#### Exercise details:
One line at a time, check the entries below for the word "USDT", and copy each line that has it.

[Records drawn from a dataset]

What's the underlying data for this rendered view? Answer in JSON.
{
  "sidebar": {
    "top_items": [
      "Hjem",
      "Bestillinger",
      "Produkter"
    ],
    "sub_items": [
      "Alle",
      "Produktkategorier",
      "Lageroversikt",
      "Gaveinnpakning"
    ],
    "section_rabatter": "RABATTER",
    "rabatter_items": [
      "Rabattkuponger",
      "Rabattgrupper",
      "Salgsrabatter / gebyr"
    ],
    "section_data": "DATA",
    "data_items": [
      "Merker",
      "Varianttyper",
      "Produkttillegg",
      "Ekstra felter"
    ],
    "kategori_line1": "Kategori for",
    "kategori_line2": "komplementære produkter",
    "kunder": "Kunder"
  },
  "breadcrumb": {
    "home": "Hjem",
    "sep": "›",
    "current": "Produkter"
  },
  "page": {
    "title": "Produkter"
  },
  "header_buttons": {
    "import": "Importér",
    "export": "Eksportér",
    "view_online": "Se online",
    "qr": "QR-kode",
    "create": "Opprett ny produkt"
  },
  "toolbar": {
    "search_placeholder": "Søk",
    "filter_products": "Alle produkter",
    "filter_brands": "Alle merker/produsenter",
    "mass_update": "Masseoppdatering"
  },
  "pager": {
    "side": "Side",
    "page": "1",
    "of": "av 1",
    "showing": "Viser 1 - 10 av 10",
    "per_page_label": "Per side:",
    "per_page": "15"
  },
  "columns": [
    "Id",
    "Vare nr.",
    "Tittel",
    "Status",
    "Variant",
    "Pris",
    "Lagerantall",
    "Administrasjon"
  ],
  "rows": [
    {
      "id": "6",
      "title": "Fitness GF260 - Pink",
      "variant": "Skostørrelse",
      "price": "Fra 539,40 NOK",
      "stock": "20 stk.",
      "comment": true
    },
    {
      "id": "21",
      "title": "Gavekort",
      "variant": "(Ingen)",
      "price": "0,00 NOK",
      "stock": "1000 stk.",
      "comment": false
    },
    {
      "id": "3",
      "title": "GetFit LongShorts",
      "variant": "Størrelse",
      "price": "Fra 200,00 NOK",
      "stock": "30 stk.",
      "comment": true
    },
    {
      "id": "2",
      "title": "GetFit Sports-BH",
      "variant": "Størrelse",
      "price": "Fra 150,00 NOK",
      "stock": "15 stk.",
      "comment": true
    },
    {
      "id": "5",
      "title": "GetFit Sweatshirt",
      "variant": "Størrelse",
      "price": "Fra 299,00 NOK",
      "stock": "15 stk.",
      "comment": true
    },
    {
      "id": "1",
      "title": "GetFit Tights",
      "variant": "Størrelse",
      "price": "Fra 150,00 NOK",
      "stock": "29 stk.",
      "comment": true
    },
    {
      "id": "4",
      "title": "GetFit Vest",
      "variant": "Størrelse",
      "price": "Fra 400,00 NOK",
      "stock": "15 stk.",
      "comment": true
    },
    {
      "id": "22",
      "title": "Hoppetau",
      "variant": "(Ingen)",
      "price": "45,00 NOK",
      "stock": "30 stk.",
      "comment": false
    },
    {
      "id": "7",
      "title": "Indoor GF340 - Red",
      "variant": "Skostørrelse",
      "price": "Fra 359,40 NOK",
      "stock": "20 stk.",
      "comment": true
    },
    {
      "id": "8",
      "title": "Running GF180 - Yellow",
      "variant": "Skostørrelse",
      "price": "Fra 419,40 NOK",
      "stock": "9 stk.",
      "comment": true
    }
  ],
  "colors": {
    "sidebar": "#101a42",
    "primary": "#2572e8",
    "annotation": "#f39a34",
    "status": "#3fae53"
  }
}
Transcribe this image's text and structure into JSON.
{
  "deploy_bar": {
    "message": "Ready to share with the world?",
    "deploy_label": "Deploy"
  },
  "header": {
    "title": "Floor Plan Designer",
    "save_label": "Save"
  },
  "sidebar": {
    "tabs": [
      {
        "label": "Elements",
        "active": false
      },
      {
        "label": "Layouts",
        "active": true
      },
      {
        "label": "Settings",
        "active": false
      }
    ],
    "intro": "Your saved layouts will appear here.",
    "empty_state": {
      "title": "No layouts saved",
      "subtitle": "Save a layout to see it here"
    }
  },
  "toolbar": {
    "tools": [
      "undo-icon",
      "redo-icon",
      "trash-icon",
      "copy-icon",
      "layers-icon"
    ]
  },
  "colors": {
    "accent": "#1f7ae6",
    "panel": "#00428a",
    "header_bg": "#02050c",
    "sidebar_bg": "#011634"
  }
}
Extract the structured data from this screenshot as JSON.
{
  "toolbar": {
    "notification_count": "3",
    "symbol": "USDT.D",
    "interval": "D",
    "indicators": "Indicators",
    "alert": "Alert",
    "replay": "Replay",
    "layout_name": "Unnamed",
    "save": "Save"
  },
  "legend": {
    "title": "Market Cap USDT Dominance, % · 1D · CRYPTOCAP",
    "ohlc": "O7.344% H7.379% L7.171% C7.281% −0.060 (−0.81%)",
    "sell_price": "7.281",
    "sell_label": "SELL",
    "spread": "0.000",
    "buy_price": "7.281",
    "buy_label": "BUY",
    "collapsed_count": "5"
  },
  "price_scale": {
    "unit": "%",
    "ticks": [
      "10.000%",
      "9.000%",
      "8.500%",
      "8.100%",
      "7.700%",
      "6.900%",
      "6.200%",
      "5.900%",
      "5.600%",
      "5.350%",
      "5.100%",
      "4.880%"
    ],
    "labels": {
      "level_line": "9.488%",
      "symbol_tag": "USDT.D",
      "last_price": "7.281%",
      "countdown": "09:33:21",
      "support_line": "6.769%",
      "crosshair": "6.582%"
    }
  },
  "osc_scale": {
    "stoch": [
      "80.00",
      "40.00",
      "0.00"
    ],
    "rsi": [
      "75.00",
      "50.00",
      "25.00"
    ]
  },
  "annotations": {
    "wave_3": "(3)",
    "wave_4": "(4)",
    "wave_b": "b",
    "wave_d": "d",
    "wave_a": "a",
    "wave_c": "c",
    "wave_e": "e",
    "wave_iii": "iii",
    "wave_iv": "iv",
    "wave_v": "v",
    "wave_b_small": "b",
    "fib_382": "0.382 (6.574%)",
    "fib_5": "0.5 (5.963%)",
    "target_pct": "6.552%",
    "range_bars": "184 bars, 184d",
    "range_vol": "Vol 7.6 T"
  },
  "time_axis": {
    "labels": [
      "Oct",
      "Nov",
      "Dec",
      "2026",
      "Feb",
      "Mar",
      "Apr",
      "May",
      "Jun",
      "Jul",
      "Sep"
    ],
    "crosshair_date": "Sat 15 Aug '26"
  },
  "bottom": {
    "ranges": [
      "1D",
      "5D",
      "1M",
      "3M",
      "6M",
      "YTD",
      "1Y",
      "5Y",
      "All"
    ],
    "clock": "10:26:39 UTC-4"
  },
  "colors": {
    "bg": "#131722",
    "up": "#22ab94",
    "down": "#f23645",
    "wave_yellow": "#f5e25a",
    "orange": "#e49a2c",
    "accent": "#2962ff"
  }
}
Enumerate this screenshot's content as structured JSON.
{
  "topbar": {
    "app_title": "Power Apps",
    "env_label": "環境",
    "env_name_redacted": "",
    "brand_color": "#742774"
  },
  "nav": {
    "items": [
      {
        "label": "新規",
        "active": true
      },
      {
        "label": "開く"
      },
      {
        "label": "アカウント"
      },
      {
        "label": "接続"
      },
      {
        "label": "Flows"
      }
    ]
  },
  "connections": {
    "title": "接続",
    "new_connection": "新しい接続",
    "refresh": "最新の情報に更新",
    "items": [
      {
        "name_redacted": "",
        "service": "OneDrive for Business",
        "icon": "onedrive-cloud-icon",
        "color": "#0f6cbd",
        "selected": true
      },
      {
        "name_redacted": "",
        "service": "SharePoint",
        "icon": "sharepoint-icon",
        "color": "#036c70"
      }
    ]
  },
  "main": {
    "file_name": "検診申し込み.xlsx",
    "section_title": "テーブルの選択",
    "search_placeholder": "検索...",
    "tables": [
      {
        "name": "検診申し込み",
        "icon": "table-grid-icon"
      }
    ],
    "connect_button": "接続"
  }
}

#### Output of the task:
    "symbol": "USDT.D",
    "title": "Market Cap USDT Dominance, % · 1D · CRYPTOCAP",
      "symbol_tag": "USDT.D",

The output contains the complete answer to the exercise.